By Hanna Herdegen/ ASAS Communications
Maybe you thought about going to grad school instead of vet school. Vet school instead of grad school? Grad school before vet school?
Some people have resolved this issue by doing them both at the same time and enrolling in a dual DVM/PhD program. Admittedly, the program is known to be challenging. But these students will be coming out of vet school (and grad school) with six letters after their names that will set them apart from others in their field.
So why would you put yourself through this?
Well, it is arguable that you can get things out of grad school that you can’t get in vet school, and vice versa.
Grad school tends to focus on question and (hopefully) answer, on procedural science, on one minute detail in the microcosm that will become your entire world for the duration of your study. Until its completion, you will live and breathe your chosen project, spending your days obsessing over data sheets and your sleepless nights thinking about the day your pipette will slip or your pigs will escape and bring an end to the world as you know it.

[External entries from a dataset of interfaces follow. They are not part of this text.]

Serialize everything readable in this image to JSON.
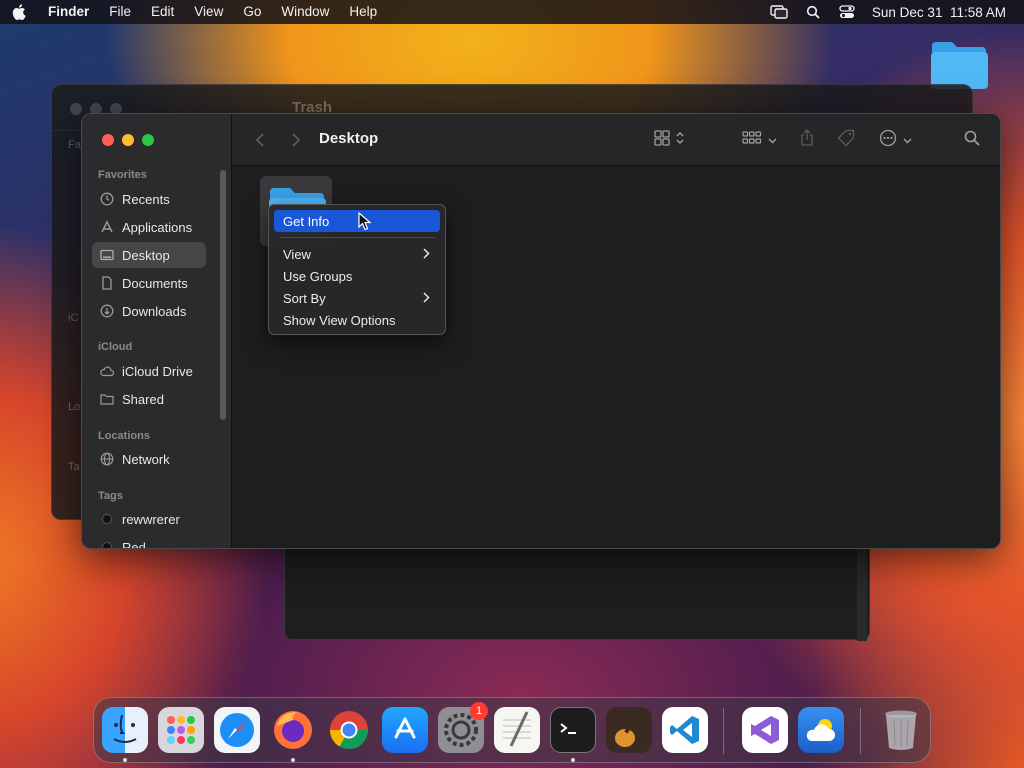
{
  "menubar": {
    "app_name": "Finder",
    "items": [
      "File",
      "Edit",
      "View",
      "Go",
      "Window",
      "Help"
    ],
    "clock": "Sun Dec 31  11:58 AM"
  },
  "bg_window": {
    "title": "Trash",
    "sidebar_labels": [
      "Fa",
      "iC",
      "Lo",
      "Ta"
    ]
  },
  "finder": {
    "title": "Desktop",
    "sidebar": {
      "favorites_label": "Favorites",
      "favorites": [
        {
          "label": "Recents",
          "icon": "clock-icon"
        },
        {
          "label": "Applications",
          "icon": "applications-icon"
        },
        {
          "label": "Desktop",
          "icon": "desktop-icon",
          "selected": true
        },
        {
          "label": "Documents",
          "icon": "document-icon"
        },
        {
          "label": "Downloads",
          "icon": "download-icon"
        }
      ],
      "icloud_label": "iCloud",
      "icloud": [
        {
          "label": "iCloud Drive",
          "icon": "cloud-icon"
        },
        {
          "label": "Shared",
          "icon": "shared-folder-icon"
        }
      ],
      "locations_label": "Locations",
      "locations": [
        {
          "label": "Network",
          "icon": "globe-icon"
        }
      ],
      "tags_label": "Tags",
      "tags": [
        {
          "label": "rewwrerer",
          "color": "#111111"
        },
        {
          "label": "Red",
          "color": "#111111"
        }
      ]
    }
  },
  "context_menu": {
    "items": [
      {
        "label": "Get Info",
        "active": true,
        "submenu": false
      },
      {
        "label": "View",
        "active": false,
        "submenu": true
      },
      {
        "label": "Use Groups",
        "active": false,
        "submenu": false
      },
      {
        "label": "Sort By",
        "active": false,
        "submenu": true
      },
      {
        "label": "Show View Options",
        "active": false,
        "submenu": false
      }
    ]
  },
  "dock": {
    "apps": [
      "Finder",
      "Launchpad",
      "Safari",
      "Firefox",
      "Chrome",
      "App Store",
      "System Settings",
      "TextEdit",
      "Terminal",
      "GarageBand",
      "Visual Studio Code",
      "Visual Studio",
      "Weather",
      "Trash"
    ],
    "settings_badge": "1"
  },
  "colors": {
    "accent": "#1a57d6",
    "close": "#ff5f57",
    "minimize": "#febc2e",
    "zoom": "#28c840"
  }
}
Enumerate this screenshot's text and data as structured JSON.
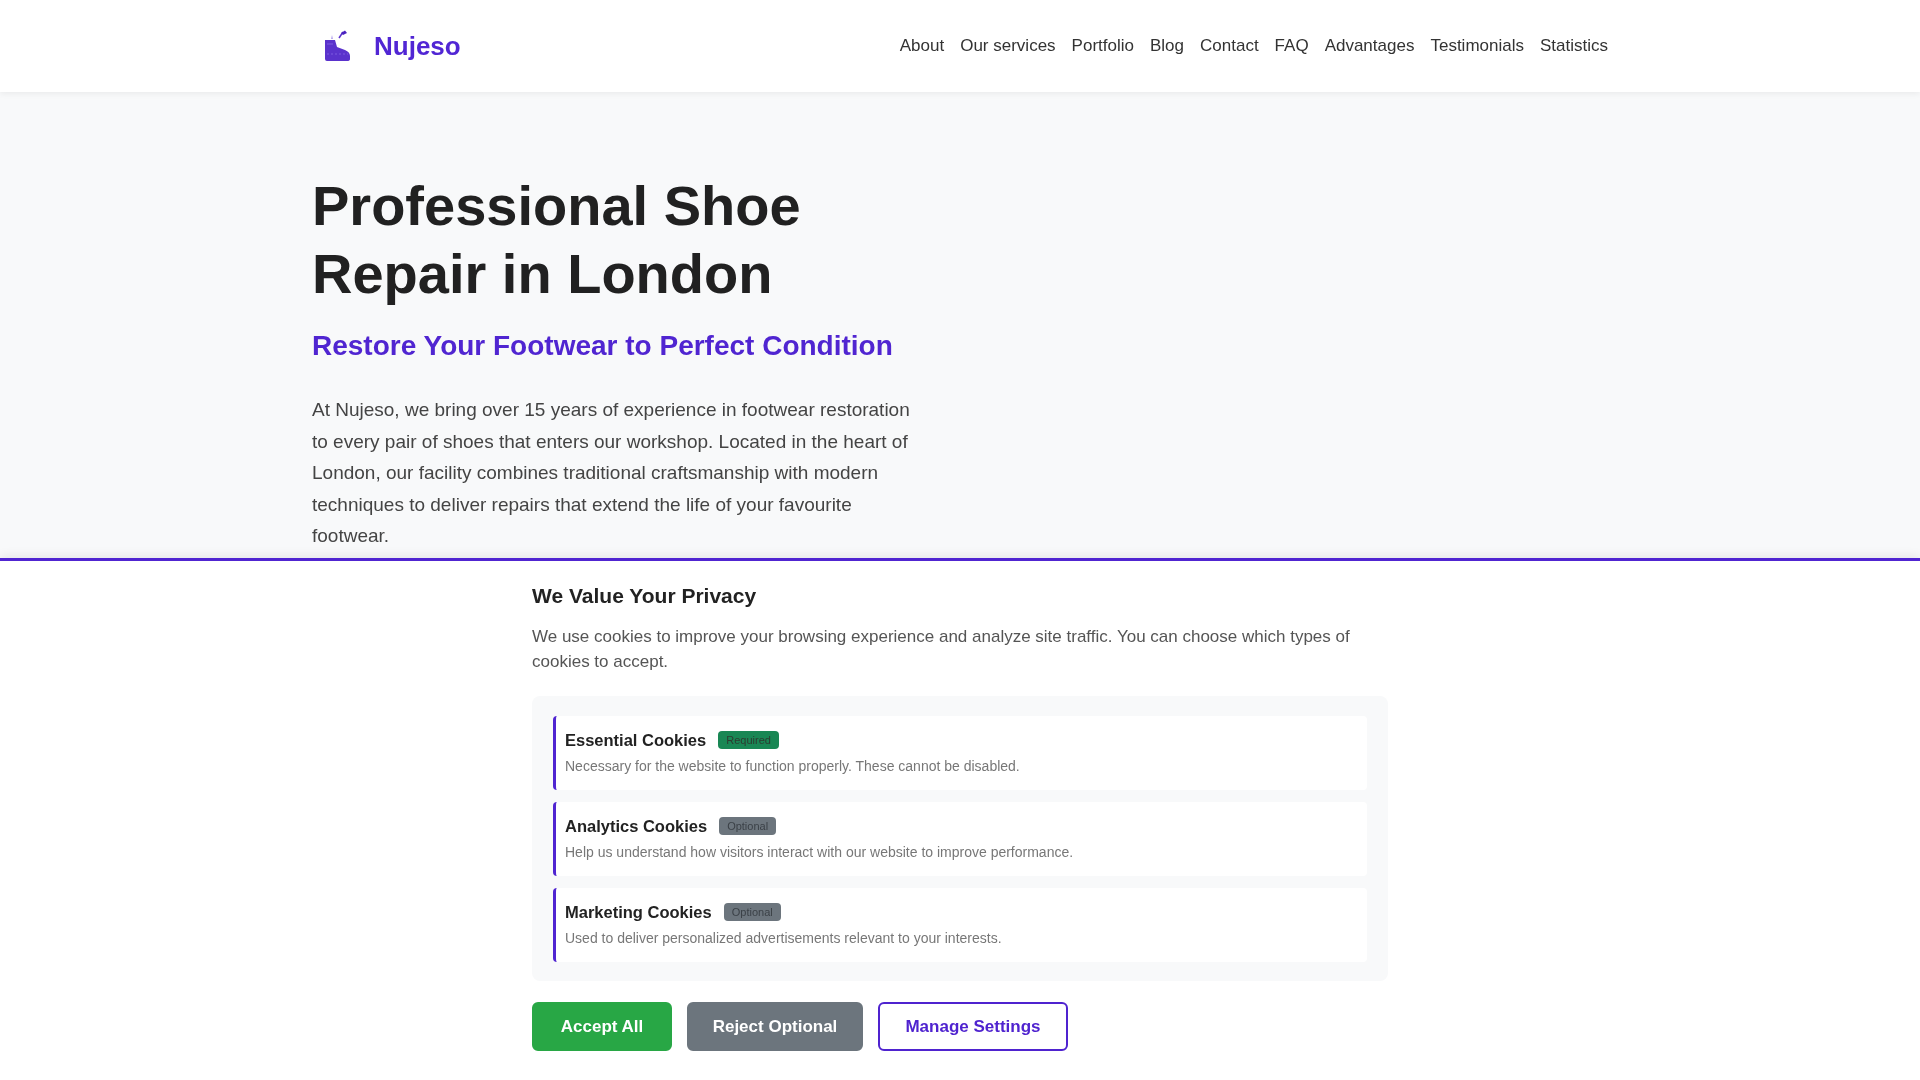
{
  "header": {
    "brand": "Nujeso",
    "nav": [
      {
        "label": "About"
      },
      {
        "label": "Our services"
      },
      {
        "label": "Portfolio"
      },
      {
        "label": "Blog"
      },
      {
        "label": "Contact"
      },
      {
        "label": "FAQ"
      },
      {
        "label": "Advantages"
      },
      {
        "label": "Testimonials"
      },
      {
        "label": "Statistics"
      }
    ]
  },
  "hero": {
    "title": "Professional Shoe Repair in London",
    "subtitle": "Restore Your Footwear to Perfect Condition",
    "description": "At Nujeso, we bring over 15 years of experience in footwear restoration to every pair of shoes that enters our workshop. Located in the heart of London, our facility combines traditional craftsmanship with modern techniques to deliver repairs that extend the life of your favourite footwear."
  },
  "cookie_banner": {
    "title": "We Value Your Privacy",
    "description": "We use cookies to improve your browsing experience and analyze site traffic. You can choose which types of cookies to accept.",
    "categories": [
      {
        "name": "Essential Cookies",
        "badge": "Required",
        "kind": "required",
        "description": "Necessary for the website to function properly. These cannot be disabled."
      },
      {
        "name": "Analytics Cookies",
        "badge": "Optional",
        "kind": "optional",
        "description": "Help us understand how visitors interact with our website to improve performance."
      },
      {
        "name": "Marketing Cookies",
        "badge": "Optional",
        "kind": "optional",
        "description": "Used to deliver personalized advertisements relevant to your interests."
      }
    ],
    "buttons": [
      {
        "label": "Accept All",
        "kind": "primary"
      },
      {
        "label": "Reject Optional",
        "kind": "secondary"
      },
      {
        "label": "Manage Settings",
        "kind": "outline"
      }
    ]
  }
}
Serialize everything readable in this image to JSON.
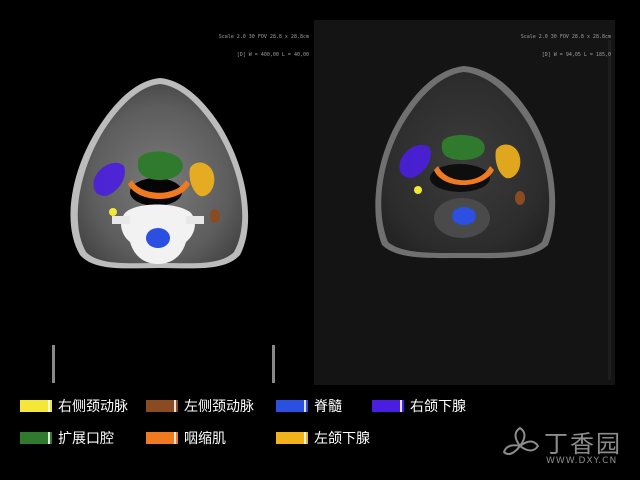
{
  "panels": {
    "ct": {
      "header_lines": [
        "Scale 2.0 30 FOV 28.8 x 28.8cm",
        "[D] W = 400,00 L = 40,00"
      ],
      "footer_lines": [
        "",
        "",
        ""
      ]
    },
    "mr": {
      "header_lines": [
        "Scale 2.0 30 FOV 28.8 x 28.8cm",
        "[D] W = 94,05 L = 185,0"
      ],
      "footer_lines": [
        "",
        "",
        ""
      ]
    }
  },
  "colors": {
    "right_carotid": "#f5e63a",
    "left_carotid": "#8a4a22",
    "spinal_cord": "#2b4fe0",
    "right_submandibular": "#4a1ee0",
    "dilated_oral_cavity": "#2f7a2c",
    "constrictor_muscle": "#f07a20",
    "left_submandibular": "#f2b21c"
  },
  "legend": [
    {
      "label": "右侧颈动脉",
      "color_key": "right_carotid"
    },
    {
      "label": "左侧颈动脉",
      "color_key": "left_carotid"
    },
    {
      "label": "脊髓",
      "color_key": "spinal_cord"
    },
    {
      "label": "右颌下腺",
      "color_key": "right_submandibular"
    },
    {
      "label": "扩展口腔",
      "color_key": "dilated_oral_cavity"
    },
    {
      "label": "咽缩肌",
      "color_key": "constrictor_muscle"
    },
    {
      "label": "左颌下腺",
      "color_key": "left_submandibular"
    }
  ],
  "watermark": {
    "brand": "丁香园",
    "url": "WWW.DXY.CN"
  }
}
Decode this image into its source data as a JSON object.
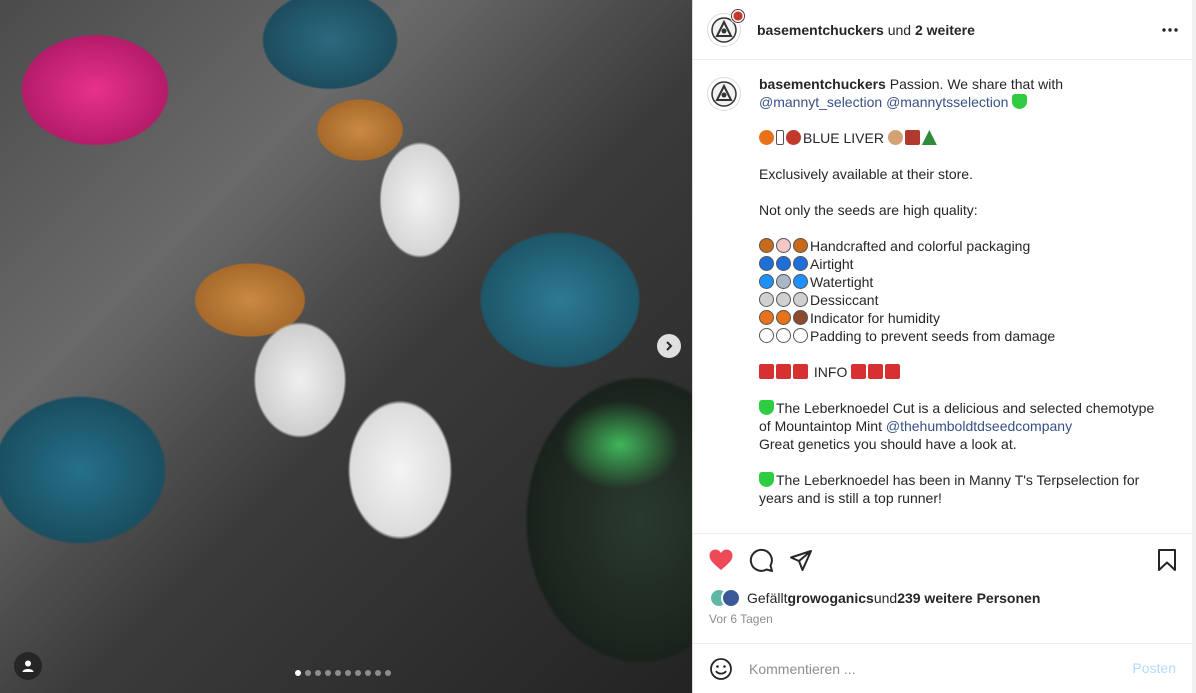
{
  "post": {
    "header": {
      "username": "basementchuckers",
      "and_text": " und ",
      "others": "2 weitere"
    },
    "caption": {
      "username": "basementchuckers",
      "intro": " Passion. We share that with",
      "mention1": "@mannyt_selection",
      "mention2": "@mannytsselection",
      "strain_line": "BLUE LIVER",
      "store_line": "Exclusively available at their store.",
      "quality_line": "Not only the seeds are high quality:",
      "features": [
        {
          "label": "Handcrafted and colorful packaging"
        },
        {
          "label": "Airtight"
        },
        {
          "label": "Watertight"
        },
        {
          "label": "Dessiccant"
        },
        {
          "label": "Indicator for humidity"
        },
        {
          "label": "Padding to prevent seeds from damage"
        }
      ],
      "info_label": " INFO ",
      "p1_text": "The Leberknoedel Cut is a delicious and selected chemotype of Mountaintop Mint ",
      "p1_mention": "@thehumboldtdseedcompany",
      "p1_tail": "Great genetics you should have a look at.",
      "p2_text": "The Leberknoedel has been in Manny T's Terpselection for years and is still a top runner!"
    },
    "likes": {
      "prefix": "Gefällt ",
      "user": "growoganics",
      "middle": " und ",
      "count": "239 weitere Personen"
    },
    "time": "Vor 6 Tagen",
    "comment": {
      "placeholder": "Kommentieren ...",
      "post_label": "Posten"
    },
    "carousel": {
      "count": 10,
      "active_index": 0
    },
    "colors": {
      "like_red": "#ed4956",
      "link_blue": "#385185",
      "heart_green": "#2ecc40"
    }
  }
}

But you will finish (you will) with a better understanding of your subject and the science that helps it to function, having pushed the bubble of knowledge a bit further out, even if it was to prove that something couldn’t or shouldn’t be done.
Vet school, on the other hand, tends to focus on the bigger picture, on the implementation of raw data into treatment regimens or drug formulations. Yes, you will probably feel overloaded with minute details you can’t possibly hope to remember and permeated with formaldehyde you can’t possibly hope to wash out. But days in the anatomy lab and nights with your nose in a textbook will be accompanied by “…so when a cat comes in with a heart murmur” or “…and when you see a horse kicking at its belly” to remind you that the drudgery really does have a purpose.
So do you want to discover new things? Or do you want to practice them?
There are advantages to both. Some people are better in a lab, setting goals for themselves and finding solutions to problems that arise by posing and testing hypotheses. Some people are better in the field, integrating knowledge from multiple sources in order to come up with the best plan of action.
Both of these disciplines offer an opportunity to grow as an innovative thinker and problem solver. But these same skills are applied in different ways and learned through different experiences. Any good scientist should understand that context is an important as a piece of data. And any good medical practitioner should understand that an animal’s environment and handling has as much to do with its health as the antibiotics it has been given.
By experiencing science and medicine both in the lab and in the field, a student can come to a better understanding of how the disciplines work and fit together, and for it, become more skilled at both.
For more information on DVM/PhD programs, see the following: